Its image prominently features on the state flag, portraying a mother pelican nurturing her young with her own blood, symbolizing justice and confidence. This bird’s enduring connection with the people of Louisiana serves as a poignant reminder of the state’s rich natural history and resilience. With its unique portrayal and valuable role in the ecosystem, the pelican remains an icon of Southern charm and grace.
Pelicans are expert hunters with an adaptable diet that primarily consists of fish. Using their exceptional diving skills and their expansive throat pouches, they can scoop up fish from the surface of the water. Their impressive feeding technique involves diving from great heights to catch their prey.
While fish remains their primary food source, these opportunistic feeders also consume other prey such as amphibians, crustaceans, and even small birds. Pelicans’ versatile eating habits enable them to thrive in various aquatic habitats, making them highly successful predators. Thus, they possess a unique ability to maintain a balanced and nutritious diet, which ultimately promotes their survival and thriving in their respective ecological communities.
Pelicans inhabit various regions worldwide, but the Louisiana wetlands provide an ideal environment for these birds to thrive. The vast coastline, estuaries, and marshes of Louisiana offer an abundance of shallow waters and a diverse range of fish species, essential for the primary diet of the pelican colonies. Their nesting and roosting areas here are afforded protection from disturbances and predators, and the vast bodies of water provide them with opportunities to catch food.
Louisiana’s unique combination of diverse ecosystems and coastal landscapes creates the perfect sanctuary for the pelican, making it a hallmark species of the state. This abundance of wetlands ensures the survival of the pelican bird and its continued presence in Louisiana for generations to come.
Growth & Development
Pelicans have a unique and captivating process of birth and development. After the courtship process, the female lays two to three eggs in a nest fashioned from twigs and vegetation. Both parents alternate in incubating the eggs, which lasts around thirty days. Upon hatching up in the trees, chick Pelicans emerge small, blind, and covered with meager white feathers and rely on their parents for nourishment, warmth, and protection.
For the first few months of the chick’s life, the parents work tirelessly to care for their young, feeding them regurgitated fish.
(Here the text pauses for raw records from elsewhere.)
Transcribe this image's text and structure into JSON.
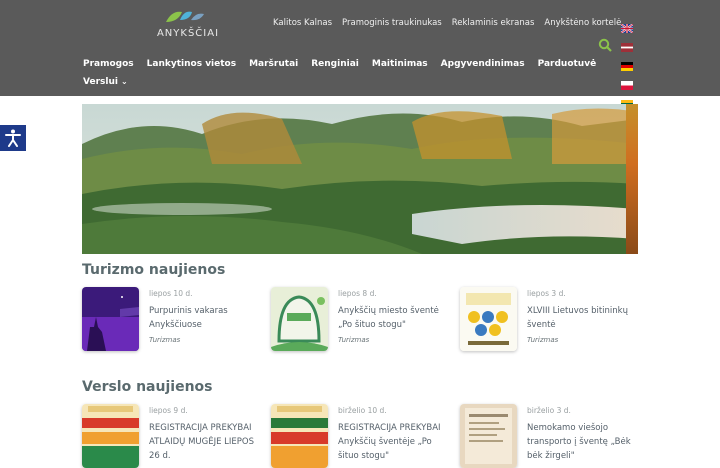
{
  "brand": {
    "name": "ANYKŠČIAI"
  },
  "top_links": [
    "Kalitos Kalnas",
    "Pramoginis traukinukas",
    "Reklaminis ekranas",
    "Anykštėno kortelė"
  ],
  "main_menu": [
    "Pramogos",
    "Lankytinos vietos",
    "Maršrutai",
    "Renginiai",
    "Maitinimas",
    "Apgyvendinimas",
    "Parduotuvė"
  ],
  "sub_menu": {
    "label": "Verslui",
    "chevron": "⌄"
  },
  "icons": {
    "search": "search-icon",
    "accessibility": "accessibility-icon"
  },
  "colors": {
    "header": "#5a5a5a",
    "search": "#8bc34a",
    "accessibility": "#1e3a8a"
  },
  "sections": [
    {
      "heading": "Turizmo naujienos",
      "items": [
        {
          "date": "liepos 10 d.",
          "title": "Purpurinis vakaras Anykščiuose",
          "category": "Turizmas"
        },
        {
          "date": "liepos 8 d.",
          "title": "Anykščių miesto šventė „Po šituo stogu\"",
          "category": "Turizmas"
        },
        {
          "date": "liepos 3 d.",
          "title": "XLVIII Lietuvos bitininkų šventė",
          "category": "Turizmas"
        }
      ]
    },
    {
      "heading": "Verslo naujienos",
      "items": [
        {
          "date": "liepos 9 d.",
          "title": "REGISTRACIJA PREKYBAI ATLAIDŲ MUGĖJE LIEPOS 26 d.",
          "category": ""
        },
        {
          "date": "birželio 10 d.",
          "title": "REGISTRACIJA PREKYBAI Anykščių šventėje „Po šituo stogu\"",
          "category": ""
        },
        {
          "date": "birželio 3 d.",
          "title": "Nemokamo viešojo transporto į šventę „Bėk bėk žirgeli\"",
          "category": ""
        }
      ]
    }
  ]
}
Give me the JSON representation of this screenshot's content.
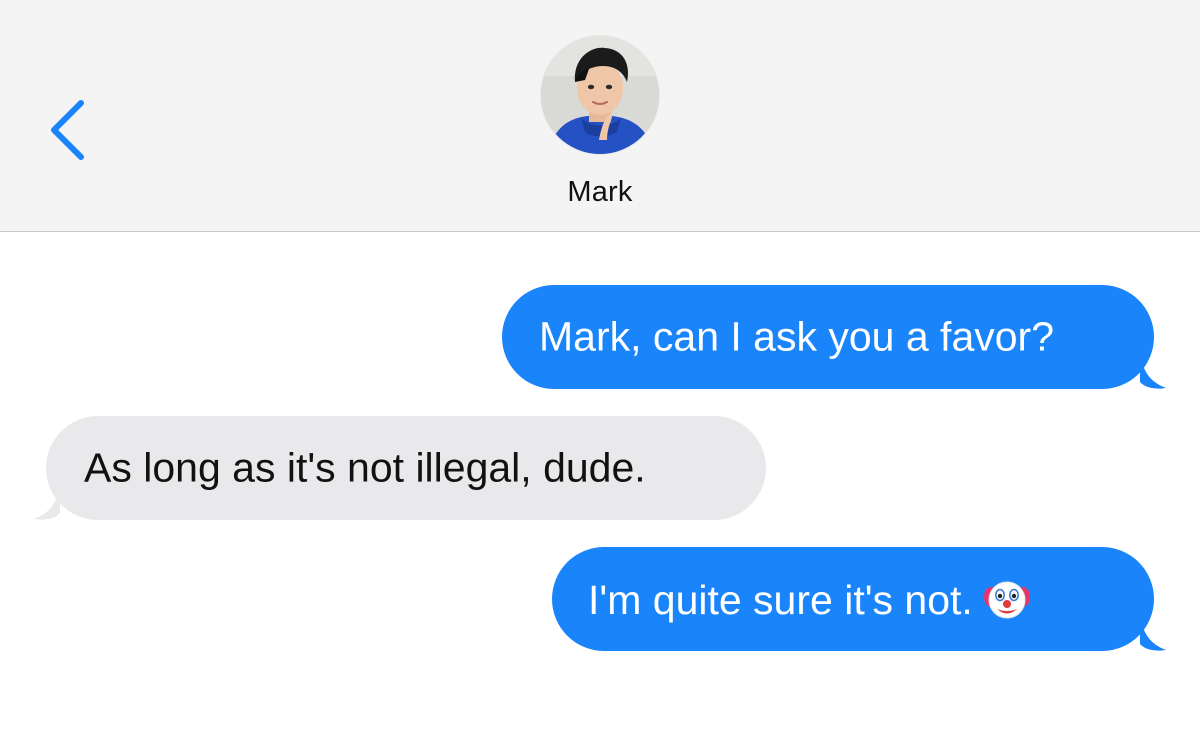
{
  "header": {
    "back_icon": "chevron-left-icon",
    "contact": {
      "name": "Mark",
      "avatar_icon": "contact-avatar-photo"
    }
  },
  "colors": {
    "accent": "#1a84fb",
    "sent_bubble": "#1a84fb",
    "received_bubble": "#e9e9eb",
    "header_bg": "#f4f4f4"
  },
  "messages": [
    {
      "direction": "sent",
      "text": "Mark, can I ask you a favor?"
    },
    {
      "direction": "received",
      "text": "As long as it's not illegal, dude."
    },
    {
      "direction": "sent",
      "text": "I'm quite sure it's not.",
      "emoji": "clown-face-emoji"
    }
  ]
}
During this time, chicks grow quickly, sprouting feathers and gaining strength. After about 9 to 12 weeks, the young pelicans undergo full fledging and acquire the ability to fly, transitioning to independent living.
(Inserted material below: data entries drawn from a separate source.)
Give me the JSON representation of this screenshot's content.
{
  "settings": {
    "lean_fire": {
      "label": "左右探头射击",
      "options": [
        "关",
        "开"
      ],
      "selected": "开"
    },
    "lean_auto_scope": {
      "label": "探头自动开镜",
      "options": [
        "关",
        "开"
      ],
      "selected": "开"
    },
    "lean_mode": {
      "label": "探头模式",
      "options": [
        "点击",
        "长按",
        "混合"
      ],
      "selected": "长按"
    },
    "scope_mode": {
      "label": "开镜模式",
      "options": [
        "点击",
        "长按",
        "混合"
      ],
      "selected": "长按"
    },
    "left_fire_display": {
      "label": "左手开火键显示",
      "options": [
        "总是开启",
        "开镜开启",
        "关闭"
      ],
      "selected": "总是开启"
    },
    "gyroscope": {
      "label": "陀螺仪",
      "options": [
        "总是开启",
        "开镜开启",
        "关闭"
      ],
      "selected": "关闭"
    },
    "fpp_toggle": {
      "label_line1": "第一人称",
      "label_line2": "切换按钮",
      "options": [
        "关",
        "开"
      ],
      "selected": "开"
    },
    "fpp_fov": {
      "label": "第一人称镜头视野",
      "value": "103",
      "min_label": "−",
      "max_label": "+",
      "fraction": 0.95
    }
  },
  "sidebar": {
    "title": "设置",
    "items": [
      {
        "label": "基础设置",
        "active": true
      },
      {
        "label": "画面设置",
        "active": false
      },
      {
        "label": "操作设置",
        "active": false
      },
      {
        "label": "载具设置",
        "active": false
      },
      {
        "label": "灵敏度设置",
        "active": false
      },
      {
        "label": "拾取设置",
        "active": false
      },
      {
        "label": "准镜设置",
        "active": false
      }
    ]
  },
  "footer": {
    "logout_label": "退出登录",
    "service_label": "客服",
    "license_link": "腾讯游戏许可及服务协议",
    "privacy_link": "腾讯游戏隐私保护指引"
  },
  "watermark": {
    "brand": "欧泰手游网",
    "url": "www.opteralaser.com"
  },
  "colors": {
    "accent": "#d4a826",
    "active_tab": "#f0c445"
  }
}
Get a Chance to See Them Up-Close on a Honey Island Tour
Get ready for a thrilling adventure and immerse yourself in the magnificent world of Louisiana’s wetlands by joining a Pearl River swamp tour. With this excursion, you’ll have the amazing opportunity to witness pelicans up close and personal, observing their elegant dives and impressive wingspan. Take a moment to appreciate the role these beautiful birds play in the ecosystem while surrounded by the breathtaking scenery on a Honey Island tour. Don’t miss this amazing and educational opportunity to get to know the natural habitat of pelicans, as well as other swamp animals, and create unforgettable memories. Book your Pearl River swamp tour today and get ready for a great adventure!